Tag Archive: shake

BBH: Various Artists, Detroit: Beyond the Third Wave

There have been plenty of Detroit techno compilations over the years; True People would probably rate as my favorite for its sheer comprehensiveness and myriad pieces of vinyl, though its spot at number one has often been contested in my mind by this compilation on Astralwerks which came out the same year in 1996. Packed with ten tracks of exclusive material from the creme of Detroit’s third wave of techno producers, it showcases their many different sides, from deep and hypnotic through to raw, jacking soul and clinical, electro funk. Though many of the producers on the album were familiar to me already, there were others like Ectomorph, Will Web, and Mode Selector I was discovering for the first time. Throughout it all can be heard strains from their mentors mixed in with the new directions in which these younger guns were taking the music.

LWE’s Top 5 Reissues of 2009

When contributors to LWE were discussing end of year lists amongst ourselves, a colleague commented that “this past year has seemed so exciting to me, it’s amazing how much of what’s got me revved up has been compilations and reissues.” I found myself agreeing with him — It might have been a pointed comment about the perceived weakness of much of this year’s output, but it might just as easily be read as praise for the huge quantity of impressive reissues, represses and other re-presentations that have been released this year. For that reason, this list is far from exhaustive and merely offers a personal perspective on what has been a fantastic year for house and techno historians.

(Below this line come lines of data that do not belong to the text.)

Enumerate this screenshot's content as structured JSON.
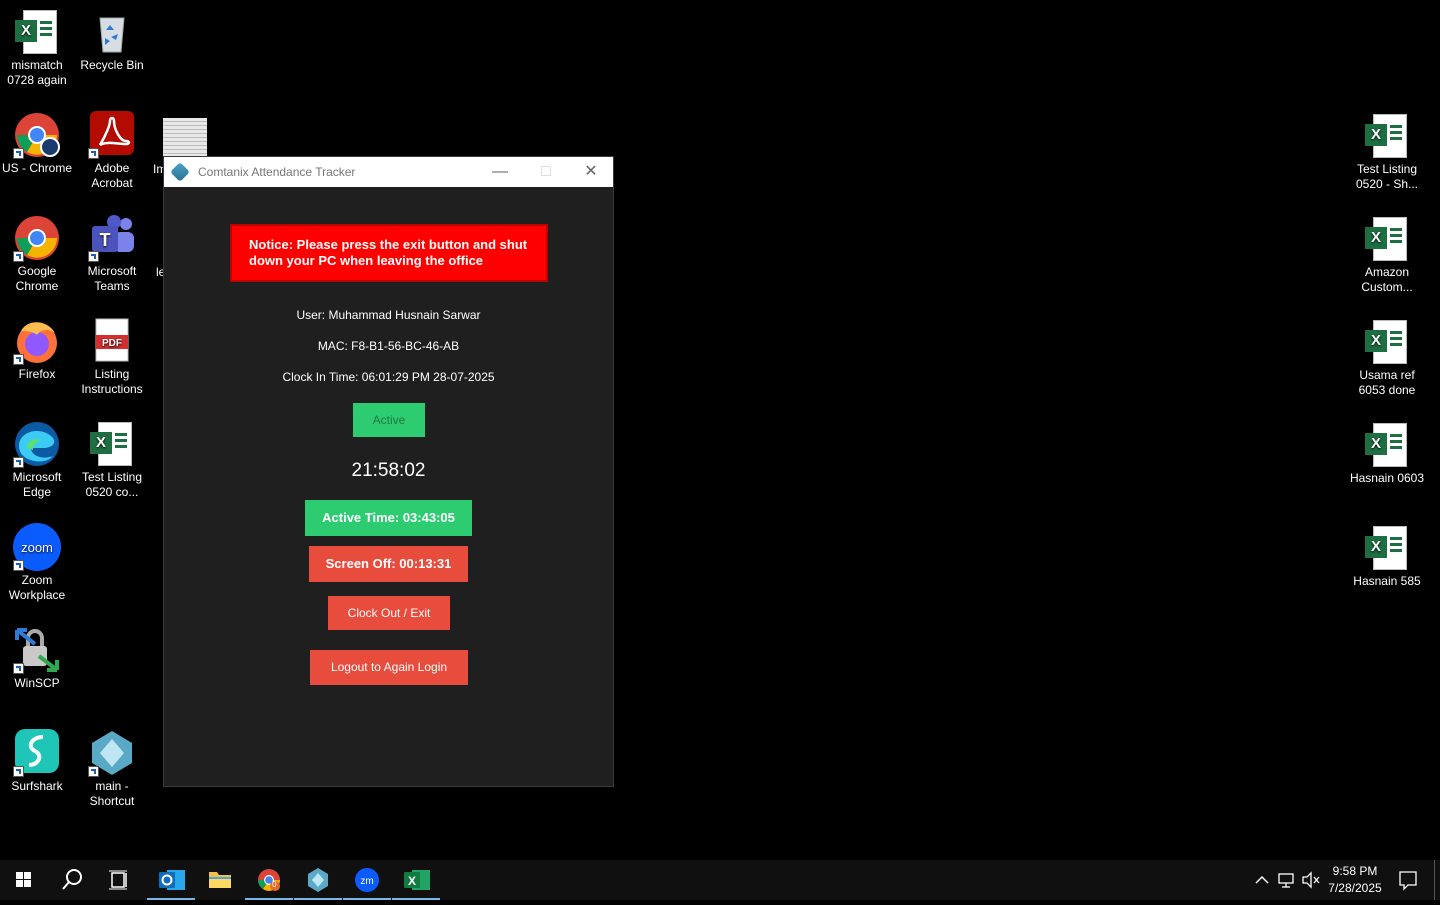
{
  "desktop": {
    "icons_left": [
      {
        "label": "mismatch 0728 again",
        "icon": "excel-icon"
      },
      {
        "label": "Recycle Bin",
        "icon": "recycle-bin-icon"
      },
      {
        "label": "US - Chrome",
        "icon": "chrome-profile-icon"
      },
      {
        "label": "Adobe Acrobat",
        "icon": "acrobat-icon"
      },
      {
        "label": "Google Chrome",
        "icon": "chrome-icon"
      },
      {
        "label": "Microsoft Teams",
        "icon": "teams-icon"
      },
      {
        "label": "Firefox",
        "icon": "firefox-icon"
      },
      {
        "label": "Listing Instructions",
        "icon": "pdf-icon"
      },
      {
        "label": "Microsoft Edge",
        "icon": "edge-icon"
      },
      {
        "label": "Test Listing 0520 co...",
        "icon": "excel-icon"
      },
      {
        "label": "Zoom Workplace",
        "icon": "zoom-icon"
      },
      {
        "label": "WinSCP",
        "icon": "winscp-icon"
      },
      {
        "label": "Surfshark",
        "icon": "surfshark-icon"
      },
      {
        "label": "main - Shortcut",
        "icon": "app-shortcut-icon"
      }
    ],
    "partial_labels": [
      "Im",
      "le"
    ],
    "icons_right": [
      {
        "label": "Test Listing 0520 - Sh...",
        "icon": "excel-icon"
      },
      {
        "label": "Amazon Custom...",
        "icon": "excel-icon"
      },
      {
        "label": "Usama ref 6053 done",
        "icon": "excel-icon"
      },
      {
        "label": "Hasnain 0603",
        "icon": "excel-icon"
      },
      {
        "label": "Hasnain 585",
        "icon": "excel-icon"
      }
    ]
  },
  "window": {
    "title": "Comtanix Attendance Tracker",
    "notice": "Notice: Please press the exit button and shut down your PC when leaving the office",
    "user": "User: Muhammad Husnain Sarwar",
    "mac": "MAC: F8-B1-56-BC-46-AB",
    "clock_in": "Clock In Time: 06:01:29 PM 28-07-2025",
    "status": "Active",
    "timer": "21:58:02",
    "active_time": "Active Time: 03:43:05",
    "screen_off": "Screen Off: 00:13:31",
    "clock_out_label": "Clock Out / Exit",
    "logout_label": "Logout to Again Login",
    "colors": {
      "active_green": "#2ecc71",
      "red": "#e74c3c",
      "notice_red": "#ff0000"
    }
  },
  "taskbar": {
    "time": "9:58 PM",
    "date": "7/28/2025",
    "chrome_badge": "0",
    "apps": [
      "windows-start-icon",
      "search-icon",
      "task-view-icon",
      "outlook-icon",
      "file-explorer-icon",
      "chrome-icon",
      "attendance-tracker-icon",
      "zoom-icon",
      "excel-icon"
    ]
  }
}
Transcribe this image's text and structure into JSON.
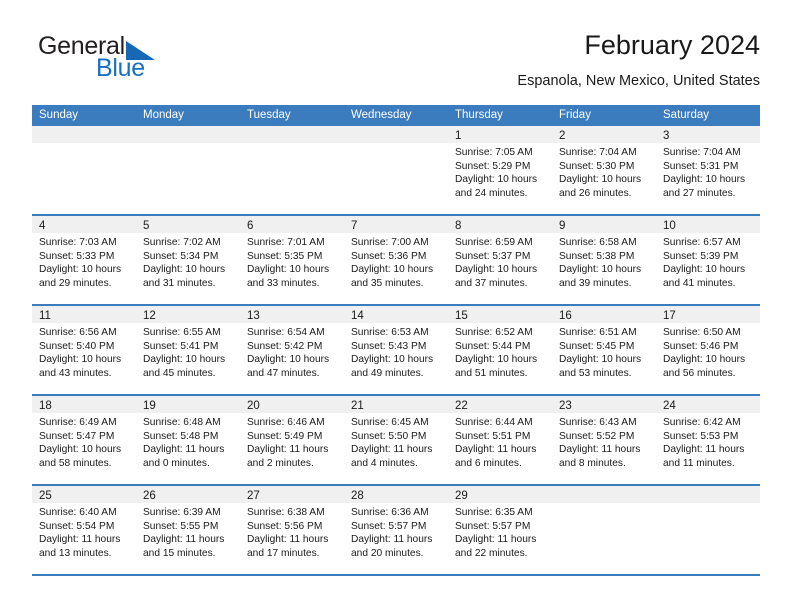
{
  "brand": {
    "name_part1": "General",
    "name_part2": "Blue",
    "logo_icon": "triangle-logo-icon"
  },
  "header": {
    "month_title": "February 2024",
    "location": "Espanola, New Mexico, United States"
  },
  "calendar": {
    "weekdays": [
      "Sunday",
      "Monday",
      "Tuesday",
      "Wednesday",
      "Thursday",
      "Friday",
      "Saturday"
    ],
    "accent_color": "#3b7cbe",
    "daynum_band_color": "#f0f0f0",
    "weeks": [
      [
        {
          "day": "",
          "sunrise": "",
          "sunset": "",
          "daylight": "",
          "empty": true
        },
        {
          "day": "",
          "sunrise": "",
          "sunset": "",
          "daylight": "",
          "empty": true
        },
        {
          "day": "",
          "sunrise": "",
          "sunset": "",
          "daylight": "",
          "empty": true
        },
        {
          "day": "",
          "sunrise": "",
          "sunset": "",
          "daylight": "",
          "empty": true
        },
        {
          "day": "1",
          "sunrise": "Sunrise: 7:05 AM",
          "sunset": "Sunset: 5:29 PM",
          "daylight": "Daylight: 10 hours and 24 minutes.",
          "empty": false
        },
        {
          "day": "2",
          "sunrise": "Sunrise: 7:04 AM",
          "sunset": "Sunset: 5:30 PM",
          "daylight": "Daylight: 10 hours and 26 minutes.",
          "empty": false
        },
        {
          "day": "3",
          "sunrise": "Sunrise: 7:04 AM",
          "sunset": "Sunset: 5:31 PM",
          "daylight": "Daylight: 10 hours and 27 minutes.",
          "empty": false
        }
      ],
      [
        {
          "day": "4",
          "sunrise": "Sunrise: 7:03 AM",
          "sunset": "Sunset: 5:33 PM",
          "daylight": "Daylight: 10 hours and 29 minutes.",
          "empty": false
        },
        {
          "day": "5",
          "sunrise": "Sunrise: 7:02 AM",
          "sunset": "Sunset: 5:34 PM",
          "daylight": "Daylight: 10 hours and 31 minutes.",
          "empty": false
        },
        {
          "day": "6",
          "sunrise": "Sunrise: 7:01 AM",
          "sunset": "Sunset: 5:35 PM",
          "daylight": "Daylight: 10 hours and 33 minutes.",
          "empty": false
        },
        {
          "day": "7",
          "sunrise": "Sunrise: 7:00 AM",
          "sunset": "Sunset: 5:36 PM",
          "daylight": "Daylight: 10 hours and 35 minutes.",
          "empty": false
        },
        {
          "day": "8",
          "sunrise": "Sunrise: 6:59 AM",
          "sunset": "Sunset: 5:37 PM",
          "daylight": "Daylight: 10 hours and 37 minutes.",
          "empty": false
        },
        {
          "day": "9",
          "sunrise": "Sunrise: 6:58 AM",
          "sunset": "Sunset: 5:38 PM",
          "daylight": "Daylight: 10 hours and 39 minutes.",
          "empty": false
        },
        {
          "day": "10",
          "sunrise": "Sunrise: 6:57 AM",
          "sunset": "Sunset: 5:39 PM",
          "daylight": "Daylight: 10 hours and 41 minutes.",
          "empty": false
        }
      ],
      [
        {
          "day": "11",
          "sunrise": "Sunrise: 6:56 AM",
          "sunset": "Sunset: 5:40 PM",
          "daylight": "Daylight: 10 hours and 43 minutes.",
          "empty": false
        },
        {
          "day": "12",
          "sunrise": "Sunrise: 6:55 AM",
          "sunset": "Sunset: 5:41 PM",
          "daylight": "Daylight: 10 hours and 45 minutes.",
          "empty": false
        },
        {
          "day": "13",
          "sunrise": "Sunrise: 6:54 AM",
          "sunset": "Sunset: 5:42 PM",
          "daylight": "Daylight: 10 hours and 47 minutes.",
          "empty": false
        },
        {
          "day": "14",
          "sunrise": "Sunrise: 6:53 AM",
          "sunset": "Sunset: 5:43 PM",
          "daylight": "Daylight: 10 hours and 49 minutes.",
          "empty": false
        },
        {
          "day": "15",
          "sunrise": "Sunrise: 6:52 AM",
          "sunset": "Sunset: 5:44 PM",
          "daylight": "Daylight: 10 hours and 51 minutes.",
          "empty": false
        },
        {
          "day": "16",
          "sunrise": "Sunrise: 6:51 AM",
          "sunset": "Sunset: 5:45 PM",
          "daylight": "Daylight: 10 hours and 53 minutes.",
          "empty": false
        },
        {
          "day": "17",
          "sunrise": "Sunrise: 6:50 AM",
          "sunset": "Sunset: 5:46 PM",
          "daylight": "Daylight: 10 hours and 56 minutes.",
          "empty": false
        }
      ],
      [
        {
          "day": "18",
          "sunrise": "Sunrise: 6:49 AM",
          "sunset": "Sunset: 5:47 PM",
          "daylight": "Daylight: 10 hours and 58 minutes.",
          "empty": false
        },
        {
          "day": "19",
          "sunrise": "Sunrise: 6:48 AM",
          "sunset": "Sunset: 5:48 PM",
          "daylight": "Daylight: 11 hours and 0 minutes.",
          "empty": false
        },
        {
          "day": "20",
          "sunrise": "Sunrise: 6:46 AM",
          "sunset": "Sunset: 5:49 PM",
          "daylight": "Daylight: 11 hours and 2 minutes.",
          "empty": false
        },
        {
          "day": "21",
          "sunrise": "Sunrise: 6:45 AM",
          "sunset": "Sunset: 5:50 PM",
          "daylight": "Daylight: 11 hours and 4 minutes.",
          "empty": false
        },
        {
          "day": "22",
          "sunrise": "Sunrise: 6:44 AM",
          "sunset": "Sunset: 5:51 PM",
          "daylight": "Daylight: 11 hours and 6 minutes.",
          "empty": false
        },
        {
          "day": "23",
          "sunrise": "Sunrise: 6:43 AM",
          "sunset": "Sunset: 5:52 PM",
          "daylight": "Daylight: 11 hours and 8 minutes.",
          "empty": false
        },
        {
          "day": "24",
          "sunrise": "Sunrise: 6:42 AM",
          "sunset": "Sunset: 5:53 PM",
          "daylight": "Daylight: 11 hours and 11 minutes.",
          "empty": false
        }
      ],
      [
        {
          "day": "25",
          "sunrise": "Sunrise: 6:40 AM",
          "sunset": "Sunset: 5:54 PM",
          "daylight": "Daylight: 11 hours and 13 minutes.",
          "empty": false
        },
        {
          "day": "26",
          "sunrise": "Sunrise: 6:39 AM",
          "sunset": "Sunset: 5:55 PM",
          "daylight": "Daylight: 11 hours and 15 minutes.",
          "empty": false
        },
        {
          "day": "27",
          "sunrise": "Sunrise: 6:38 AM",
          "sunset": "Sunset: 5:56 PM",
          "daylight": "Daylight: 11 hours and 17 minutes.",
          "empty": false
        },
        {
          "day": "28",
          "sunrise": "Sunrise: 6:36 AM",
          "sunset": "Sunset: 5:57 PM",
          "daylight": "Daylight: 11 hours and 20 minutes.",
          "empty": false
        },
        {
          "day": "29",
          "sunrise": "Sunrise: 6:35 AM",
          "sunset": "Sunset: 5:57 PM",
          "daylight": "Daylight: 11 hours and 22 minutes.",
          "empty": false
        },
        {
          "day": "",
          "sunrise": "",
          "sunset": "",
          "daylight": "",
          "empty": true
        },
        {
          "day": "",
          "sunrise": "",
          "sunset": "",
          "daylight": "",
          "empty": true
        }
      ]
    ]
  }
}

Shake, Levitate Venice

Anthony “Shake” Shakir told Detroit’s Metro Times in 2002 he sometimes felt “like the invisible man of techno.” This rueful admission may well be partly true. While Shake’s first track was included on the compilation that coined the genre name (Techno: The New Dance Sound Of Detroit), he’s never had the high profile other Detroit first wavers have enjoyed. This outsider status is in some ways self imposed. Shake’s music has always been too idiosyncratic, too eclectic, too damn futuristic to fit in with any hype, trend or zeitgeist. Compare this to the single-minded approach of peers such as schoolmate Mike Huckaby or fellow drumming student Robert Hood, and it’s apparent that maybe a lack of a signature sound resulted in this long-term under appreciation. A typical Shake release, if there is such a thing, traverses genres, tempos and moods without even blinking. So it is with “Levitate Venice,” his first record for some four years.